(Information shown begins)

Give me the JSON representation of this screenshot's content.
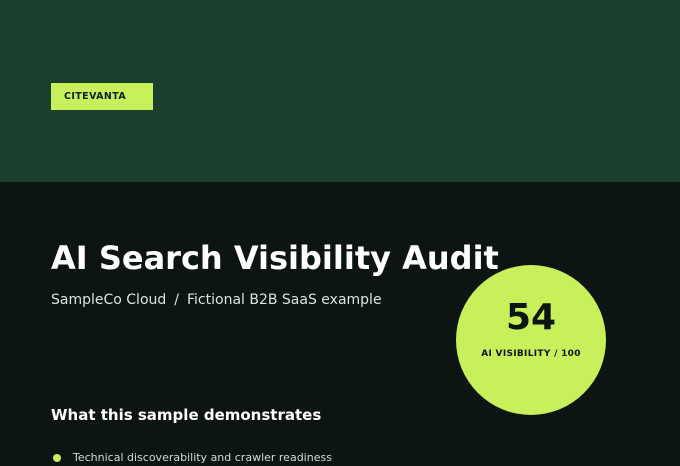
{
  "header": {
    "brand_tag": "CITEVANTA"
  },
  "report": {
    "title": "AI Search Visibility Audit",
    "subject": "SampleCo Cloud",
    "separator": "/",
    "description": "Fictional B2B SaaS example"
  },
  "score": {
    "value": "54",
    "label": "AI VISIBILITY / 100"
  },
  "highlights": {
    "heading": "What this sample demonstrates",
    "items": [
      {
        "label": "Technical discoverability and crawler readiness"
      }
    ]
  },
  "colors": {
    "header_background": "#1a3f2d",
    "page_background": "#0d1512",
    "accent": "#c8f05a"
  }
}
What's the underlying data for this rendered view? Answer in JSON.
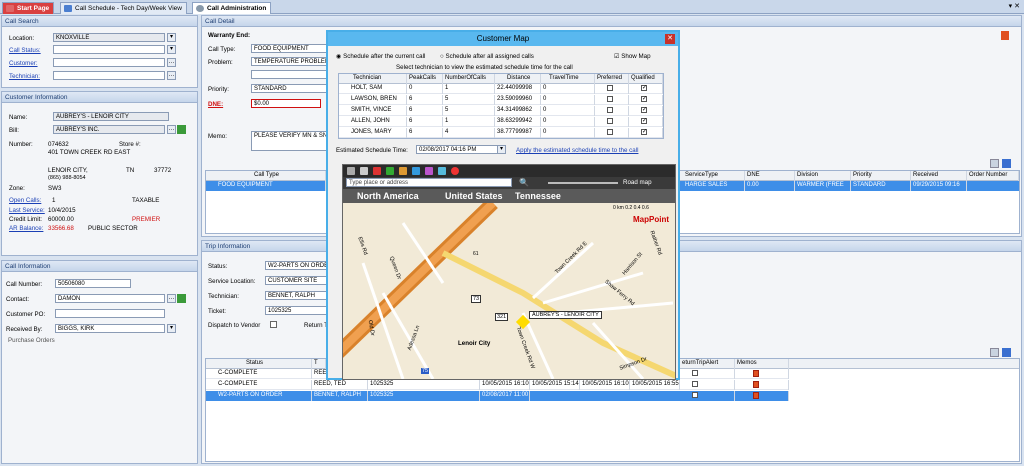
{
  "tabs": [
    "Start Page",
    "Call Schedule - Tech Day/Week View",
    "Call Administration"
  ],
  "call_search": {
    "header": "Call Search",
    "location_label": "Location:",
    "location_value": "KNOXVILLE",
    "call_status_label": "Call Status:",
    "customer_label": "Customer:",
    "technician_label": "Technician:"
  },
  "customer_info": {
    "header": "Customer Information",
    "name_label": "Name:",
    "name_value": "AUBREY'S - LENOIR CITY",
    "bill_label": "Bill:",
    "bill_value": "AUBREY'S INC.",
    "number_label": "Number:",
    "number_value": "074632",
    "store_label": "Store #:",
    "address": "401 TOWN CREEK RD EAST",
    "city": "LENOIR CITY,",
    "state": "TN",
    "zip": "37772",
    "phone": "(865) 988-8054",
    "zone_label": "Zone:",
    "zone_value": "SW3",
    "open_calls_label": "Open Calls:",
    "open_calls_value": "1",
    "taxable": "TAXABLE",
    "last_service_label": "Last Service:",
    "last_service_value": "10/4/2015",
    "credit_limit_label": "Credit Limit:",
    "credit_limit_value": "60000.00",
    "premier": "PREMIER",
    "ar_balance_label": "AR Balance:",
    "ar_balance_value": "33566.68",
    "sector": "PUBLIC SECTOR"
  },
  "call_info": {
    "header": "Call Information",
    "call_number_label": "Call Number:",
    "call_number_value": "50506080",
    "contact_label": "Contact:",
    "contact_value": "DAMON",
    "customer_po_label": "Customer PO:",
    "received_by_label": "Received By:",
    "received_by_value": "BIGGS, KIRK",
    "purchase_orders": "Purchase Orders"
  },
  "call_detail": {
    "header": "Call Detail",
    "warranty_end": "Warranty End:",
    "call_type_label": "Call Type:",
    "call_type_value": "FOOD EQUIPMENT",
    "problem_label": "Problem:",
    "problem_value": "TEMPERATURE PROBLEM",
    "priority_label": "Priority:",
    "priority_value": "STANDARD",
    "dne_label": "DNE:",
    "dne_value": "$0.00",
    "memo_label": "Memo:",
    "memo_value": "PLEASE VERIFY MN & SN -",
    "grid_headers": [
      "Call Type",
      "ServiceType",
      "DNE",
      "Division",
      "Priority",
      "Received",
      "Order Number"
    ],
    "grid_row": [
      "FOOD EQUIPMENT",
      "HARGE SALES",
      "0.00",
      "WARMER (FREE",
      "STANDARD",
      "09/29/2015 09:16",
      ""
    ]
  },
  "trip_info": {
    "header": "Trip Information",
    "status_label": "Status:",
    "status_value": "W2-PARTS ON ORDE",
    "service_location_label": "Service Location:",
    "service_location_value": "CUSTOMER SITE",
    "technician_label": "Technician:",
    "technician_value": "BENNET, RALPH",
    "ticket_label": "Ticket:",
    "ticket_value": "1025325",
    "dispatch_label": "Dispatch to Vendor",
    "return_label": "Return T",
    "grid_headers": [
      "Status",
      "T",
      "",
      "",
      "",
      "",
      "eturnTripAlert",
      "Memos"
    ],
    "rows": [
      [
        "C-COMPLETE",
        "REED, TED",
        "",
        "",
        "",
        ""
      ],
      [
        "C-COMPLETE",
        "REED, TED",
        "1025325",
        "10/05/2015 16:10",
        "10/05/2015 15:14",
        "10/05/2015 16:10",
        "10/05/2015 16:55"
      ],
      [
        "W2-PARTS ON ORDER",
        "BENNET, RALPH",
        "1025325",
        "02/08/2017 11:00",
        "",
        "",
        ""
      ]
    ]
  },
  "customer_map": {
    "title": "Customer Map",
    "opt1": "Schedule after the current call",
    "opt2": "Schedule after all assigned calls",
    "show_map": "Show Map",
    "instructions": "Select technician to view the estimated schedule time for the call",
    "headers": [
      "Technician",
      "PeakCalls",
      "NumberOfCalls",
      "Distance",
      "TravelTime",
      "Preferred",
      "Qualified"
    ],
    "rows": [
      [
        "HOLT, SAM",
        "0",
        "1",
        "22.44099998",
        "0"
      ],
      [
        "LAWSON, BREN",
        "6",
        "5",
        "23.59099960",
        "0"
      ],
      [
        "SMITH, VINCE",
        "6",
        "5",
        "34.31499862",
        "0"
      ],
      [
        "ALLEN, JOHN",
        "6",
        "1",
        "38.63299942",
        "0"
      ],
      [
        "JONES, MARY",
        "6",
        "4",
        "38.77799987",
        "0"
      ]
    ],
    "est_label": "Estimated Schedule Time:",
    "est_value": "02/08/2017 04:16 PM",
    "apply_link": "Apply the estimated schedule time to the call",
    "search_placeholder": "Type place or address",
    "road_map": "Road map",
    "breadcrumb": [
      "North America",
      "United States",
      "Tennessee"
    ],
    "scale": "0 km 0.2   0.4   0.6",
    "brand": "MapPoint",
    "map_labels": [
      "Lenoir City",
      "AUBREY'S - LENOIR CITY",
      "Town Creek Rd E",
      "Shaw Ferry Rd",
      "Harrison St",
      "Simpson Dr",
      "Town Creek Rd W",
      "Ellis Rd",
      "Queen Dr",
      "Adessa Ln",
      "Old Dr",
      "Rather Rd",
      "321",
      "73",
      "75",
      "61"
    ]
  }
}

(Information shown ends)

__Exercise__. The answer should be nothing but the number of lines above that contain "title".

__Exercise output__. 2